A week ago, when the first results from GRAIL, a lunar gravity-mapping mission, were made public, the MIT scientist who heads the mission hinted that the end was near for the twin spacecraft that have been flying in tight formation around the moon, taking their primary data this spring.
“We’re still working final details,’’ said geoscientist Maria Zuber. “For most orbital missions, what’s usually done is after regular mapping is they are brought up to higher orbit to do longer-term observations where orbit is stable. On this particular mission, we took the opposite strategy. We wanted to make the highest-resolution global gravity map of any planet, including Earth.’’
That meant the pair of washing machine-sized spacecraft, named Ebb and Flow, came closer and closer to the moon’s surface. Now, the two spacecraft are navigating as low as a commerical airliner at times, providing new challenges and experience in low-altitude navigation for scientists.
That also makes a crash-landing their only possible fate. On Thursday, NASA announced they would crash-land about 5:28 p.m. on Monday. There will be no images of their final moments, because the region where they will strike — near a crater named Goldschmidt — will be in shadow at the time. Flow will hit first, at about 3,760 miles per hour, followed by Ebb about 20 seconds afterward.

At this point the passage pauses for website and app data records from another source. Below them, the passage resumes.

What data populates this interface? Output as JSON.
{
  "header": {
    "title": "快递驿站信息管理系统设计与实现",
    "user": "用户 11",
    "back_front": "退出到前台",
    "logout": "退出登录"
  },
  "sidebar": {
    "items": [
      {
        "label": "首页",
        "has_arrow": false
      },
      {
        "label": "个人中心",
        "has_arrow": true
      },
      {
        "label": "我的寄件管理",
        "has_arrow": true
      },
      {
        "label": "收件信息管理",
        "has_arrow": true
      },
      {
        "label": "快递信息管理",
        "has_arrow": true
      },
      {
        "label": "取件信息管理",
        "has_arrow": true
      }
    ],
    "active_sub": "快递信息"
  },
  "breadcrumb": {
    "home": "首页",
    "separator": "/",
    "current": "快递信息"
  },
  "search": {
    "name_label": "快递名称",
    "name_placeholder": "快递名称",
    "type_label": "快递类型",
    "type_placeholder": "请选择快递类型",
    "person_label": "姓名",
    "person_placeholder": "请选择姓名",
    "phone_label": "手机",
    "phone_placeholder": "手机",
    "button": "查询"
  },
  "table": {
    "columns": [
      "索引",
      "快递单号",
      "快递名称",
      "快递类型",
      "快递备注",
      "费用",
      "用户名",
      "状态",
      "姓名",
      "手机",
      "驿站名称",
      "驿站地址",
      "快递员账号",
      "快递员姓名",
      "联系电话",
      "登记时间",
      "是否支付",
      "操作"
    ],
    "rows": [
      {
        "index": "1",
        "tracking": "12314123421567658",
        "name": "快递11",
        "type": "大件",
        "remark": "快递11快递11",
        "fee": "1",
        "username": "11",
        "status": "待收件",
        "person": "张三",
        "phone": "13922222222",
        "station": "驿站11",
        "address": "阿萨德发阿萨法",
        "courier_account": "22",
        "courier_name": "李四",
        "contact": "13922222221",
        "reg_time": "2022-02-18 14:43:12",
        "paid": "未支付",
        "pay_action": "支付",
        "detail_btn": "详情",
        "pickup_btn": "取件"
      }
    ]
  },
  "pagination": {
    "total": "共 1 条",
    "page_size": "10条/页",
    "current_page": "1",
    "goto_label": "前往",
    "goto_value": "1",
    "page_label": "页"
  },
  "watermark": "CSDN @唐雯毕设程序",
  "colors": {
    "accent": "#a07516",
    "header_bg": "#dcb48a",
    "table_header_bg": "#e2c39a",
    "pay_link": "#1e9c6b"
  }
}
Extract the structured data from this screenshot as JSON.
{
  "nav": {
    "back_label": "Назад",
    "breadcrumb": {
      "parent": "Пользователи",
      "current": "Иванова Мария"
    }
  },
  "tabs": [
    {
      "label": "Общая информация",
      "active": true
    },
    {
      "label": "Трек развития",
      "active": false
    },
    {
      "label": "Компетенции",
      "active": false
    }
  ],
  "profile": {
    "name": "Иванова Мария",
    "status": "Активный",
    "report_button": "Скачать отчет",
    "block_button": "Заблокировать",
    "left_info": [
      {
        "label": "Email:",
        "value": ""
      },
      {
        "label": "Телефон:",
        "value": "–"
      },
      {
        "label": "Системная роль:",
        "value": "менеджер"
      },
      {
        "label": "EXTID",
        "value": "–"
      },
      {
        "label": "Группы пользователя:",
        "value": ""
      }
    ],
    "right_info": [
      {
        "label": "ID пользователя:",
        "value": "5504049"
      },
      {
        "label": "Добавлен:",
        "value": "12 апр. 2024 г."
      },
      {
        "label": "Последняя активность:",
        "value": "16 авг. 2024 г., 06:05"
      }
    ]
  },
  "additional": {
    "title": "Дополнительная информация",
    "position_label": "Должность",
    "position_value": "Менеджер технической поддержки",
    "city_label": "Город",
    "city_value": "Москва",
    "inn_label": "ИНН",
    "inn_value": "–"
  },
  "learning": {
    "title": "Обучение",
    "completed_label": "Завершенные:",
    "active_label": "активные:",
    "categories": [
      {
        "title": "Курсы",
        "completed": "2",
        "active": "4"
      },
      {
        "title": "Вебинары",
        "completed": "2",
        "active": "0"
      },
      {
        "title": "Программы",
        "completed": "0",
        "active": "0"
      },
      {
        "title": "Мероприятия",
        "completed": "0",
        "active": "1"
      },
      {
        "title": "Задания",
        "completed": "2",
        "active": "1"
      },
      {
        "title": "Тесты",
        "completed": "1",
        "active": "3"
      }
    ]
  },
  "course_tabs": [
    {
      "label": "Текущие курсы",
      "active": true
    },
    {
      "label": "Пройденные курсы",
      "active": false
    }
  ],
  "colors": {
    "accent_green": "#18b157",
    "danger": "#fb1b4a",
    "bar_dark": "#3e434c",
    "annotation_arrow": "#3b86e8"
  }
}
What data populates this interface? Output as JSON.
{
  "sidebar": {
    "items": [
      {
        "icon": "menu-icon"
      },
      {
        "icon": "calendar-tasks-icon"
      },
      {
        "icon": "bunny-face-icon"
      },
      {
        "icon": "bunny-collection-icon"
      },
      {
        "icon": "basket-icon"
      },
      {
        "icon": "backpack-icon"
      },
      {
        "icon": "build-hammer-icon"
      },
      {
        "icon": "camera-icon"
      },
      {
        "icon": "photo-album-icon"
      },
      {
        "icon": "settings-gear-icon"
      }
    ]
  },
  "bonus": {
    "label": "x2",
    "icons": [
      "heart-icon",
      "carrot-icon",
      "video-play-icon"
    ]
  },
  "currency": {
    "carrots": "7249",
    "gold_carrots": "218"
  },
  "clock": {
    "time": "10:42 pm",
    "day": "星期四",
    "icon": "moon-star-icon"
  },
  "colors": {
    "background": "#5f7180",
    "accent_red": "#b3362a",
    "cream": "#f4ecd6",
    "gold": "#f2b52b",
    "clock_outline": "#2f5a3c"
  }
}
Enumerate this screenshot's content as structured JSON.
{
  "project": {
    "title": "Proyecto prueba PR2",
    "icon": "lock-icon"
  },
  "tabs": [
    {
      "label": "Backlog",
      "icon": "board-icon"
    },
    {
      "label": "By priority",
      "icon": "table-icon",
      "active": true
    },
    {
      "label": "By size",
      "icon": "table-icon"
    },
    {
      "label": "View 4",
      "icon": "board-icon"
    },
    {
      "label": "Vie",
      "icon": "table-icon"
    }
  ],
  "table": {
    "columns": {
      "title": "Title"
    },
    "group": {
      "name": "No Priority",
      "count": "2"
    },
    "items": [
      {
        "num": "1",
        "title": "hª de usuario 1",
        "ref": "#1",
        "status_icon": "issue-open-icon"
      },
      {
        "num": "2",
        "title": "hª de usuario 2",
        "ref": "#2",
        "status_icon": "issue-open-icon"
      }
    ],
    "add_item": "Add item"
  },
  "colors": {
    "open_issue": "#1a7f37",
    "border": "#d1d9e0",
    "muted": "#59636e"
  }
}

The data will live on; Zuber said her team will be analyzing their output for years to come. The first haul of measurements taken by GRAIL during its primary mission gave scientists the most detailed gravity map made of any planetary body, and gave them clues about the bombardment that the early solar system experienced. The data showed that the moon’s crust was more fractured than anyone expected.
“It’s going to be difficult to say goodbye,’’ Zuber said in a press release from NASA, to “our little robotic twins.’’